Ian Baker-Finch, a native Australian, is best known for winning the 1991 British Open at Royal Birkdale. He has won tournaments on all four major tours, and holds 16 titles worldwide. Ian also served as Presidents Cup Co-Captain with Peter Thomson in1996, and three times as Captain’s Assistant to Gary Player for the International Team in 2003, 2005 and 2007. He is also the president of Baker Finch Design, which has been developing courses with traditional values and modern designs, which include Kennedy Bay in Australia, Arabian Ranches Golf Club in Dubai, and coming courses in Ireland and St. Croix. He has recently teamed up with Gary Player Design to design and execute golf course design concepts worldwide. A well recognized TV personality, Ian provides golf commentary for CBS Sports on the PGA Tour, and for TNT at The Open Championship and has previously worked with both ESPN and ABC Sports. Ian is a sought-after talent for corporate events. Prestigious companies such as Accenture, American Express, Merrill Lynch and FPL have Ian Host their golf days and gala dinners. Ian is involved in a select number of charitable events in both the US and Australia, and has helped to raise over a million dollars for organizations and causes which he is personally committed to. He lives with his wife and two children in Florida.
(recommended by Ian Baker-Finch)
IF YOU GO…
Getting There: Dubai is served from the United States via many carriers, including
Aeroflot (212-9442300; www.aeroflot.ru) and Emirates (www.emirates.com). The weather is most comfortable during the winter months, from November through March.
Course Information: Par 72 Arabian Ranches plays 7,691 yards from the black tees. “I don’t recommend people playing from there,” Ian said. “We have the long tees, as Arabian Ranches might one day be a Dubai Open venue.” Green fees range from Dhs 325 to Dhs 385 – approximately $85 to $105.

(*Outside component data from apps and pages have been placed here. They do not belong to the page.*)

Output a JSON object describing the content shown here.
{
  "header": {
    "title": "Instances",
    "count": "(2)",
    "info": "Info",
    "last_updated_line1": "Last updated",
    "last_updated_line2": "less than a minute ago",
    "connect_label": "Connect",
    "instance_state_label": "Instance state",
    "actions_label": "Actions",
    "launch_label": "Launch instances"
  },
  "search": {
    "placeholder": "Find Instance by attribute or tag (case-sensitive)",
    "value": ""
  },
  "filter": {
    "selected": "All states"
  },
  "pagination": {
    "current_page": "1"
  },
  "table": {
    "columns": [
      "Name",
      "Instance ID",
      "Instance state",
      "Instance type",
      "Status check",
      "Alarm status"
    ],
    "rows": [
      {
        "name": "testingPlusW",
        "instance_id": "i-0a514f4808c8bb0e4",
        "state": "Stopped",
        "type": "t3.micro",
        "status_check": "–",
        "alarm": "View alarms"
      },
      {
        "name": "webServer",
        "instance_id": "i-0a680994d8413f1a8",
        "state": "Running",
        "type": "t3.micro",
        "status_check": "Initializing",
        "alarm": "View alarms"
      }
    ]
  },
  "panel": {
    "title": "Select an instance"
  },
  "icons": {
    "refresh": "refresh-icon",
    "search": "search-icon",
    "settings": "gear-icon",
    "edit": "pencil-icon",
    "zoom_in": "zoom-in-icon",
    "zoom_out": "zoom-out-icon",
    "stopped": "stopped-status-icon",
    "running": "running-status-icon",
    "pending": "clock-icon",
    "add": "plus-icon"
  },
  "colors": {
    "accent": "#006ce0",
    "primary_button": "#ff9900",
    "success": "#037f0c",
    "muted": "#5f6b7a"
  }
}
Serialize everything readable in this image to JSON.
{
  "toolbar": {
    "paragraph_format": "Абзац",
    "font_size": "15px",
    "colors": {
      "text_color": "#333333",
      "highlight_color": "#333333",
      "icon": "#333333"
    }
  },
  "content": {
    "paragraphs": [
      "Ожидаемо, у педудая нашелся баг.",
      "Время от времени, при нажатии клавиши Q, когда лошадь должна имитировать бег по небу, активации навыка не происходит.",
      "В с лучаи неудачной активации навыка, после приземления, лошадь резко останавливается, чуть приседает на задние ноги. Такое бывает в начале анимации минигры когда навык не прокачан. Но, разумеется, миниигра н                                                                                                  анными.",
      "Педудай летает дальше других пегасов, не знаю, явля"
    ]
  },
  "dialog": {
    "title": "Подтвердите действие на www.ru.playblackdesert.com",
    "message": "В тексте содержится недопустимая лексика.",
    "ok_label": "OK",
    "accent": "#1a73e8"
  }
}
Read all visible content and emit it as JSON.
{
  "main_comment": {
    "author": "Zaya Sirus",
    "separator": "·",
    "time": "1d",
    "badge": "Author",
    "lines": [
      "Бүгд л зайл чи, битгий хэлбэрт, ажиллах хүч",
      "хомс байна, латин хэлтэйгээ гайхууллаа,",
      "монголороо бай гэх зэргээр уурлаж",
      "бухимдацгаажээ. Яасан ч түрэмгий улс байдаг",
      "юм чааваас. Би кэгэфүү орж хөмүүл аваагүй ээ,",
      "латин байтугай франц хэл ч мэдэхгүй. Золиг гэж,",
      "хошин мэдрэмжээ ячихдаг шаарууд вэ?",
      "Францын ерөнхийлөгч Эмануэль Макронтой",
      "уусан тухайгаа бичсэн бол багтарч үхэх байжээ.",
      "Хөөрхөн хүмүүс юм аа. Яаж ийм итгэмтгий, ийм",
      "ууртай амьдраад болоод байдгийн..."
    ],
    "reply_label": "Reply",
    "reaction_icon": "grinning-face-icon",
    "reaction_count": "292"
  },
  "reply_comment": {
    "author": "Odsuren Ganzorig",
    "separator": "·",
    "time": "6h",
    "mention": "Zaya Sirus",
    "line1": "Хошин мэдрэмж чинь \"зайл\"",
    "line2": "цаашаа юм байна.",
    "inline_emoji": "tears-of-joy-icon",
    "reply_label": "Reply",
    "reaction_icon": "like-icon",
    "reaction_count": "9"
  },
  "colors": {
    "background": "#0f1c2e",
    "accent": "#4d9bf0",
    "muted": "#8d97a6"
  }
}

Accommodation: There are eleven guests rooms available in the club house at Arabian Ranches (+971 4 366 3000; www.arabianranchesgolfdubai.com). There’s a wide range of accommodations in downtown Dubai, from the world’s only 7-star hotel to one and two star properties. Thatsdubai.com provides a list of available options.
(from Fifty Places To Play Golf Before You Die)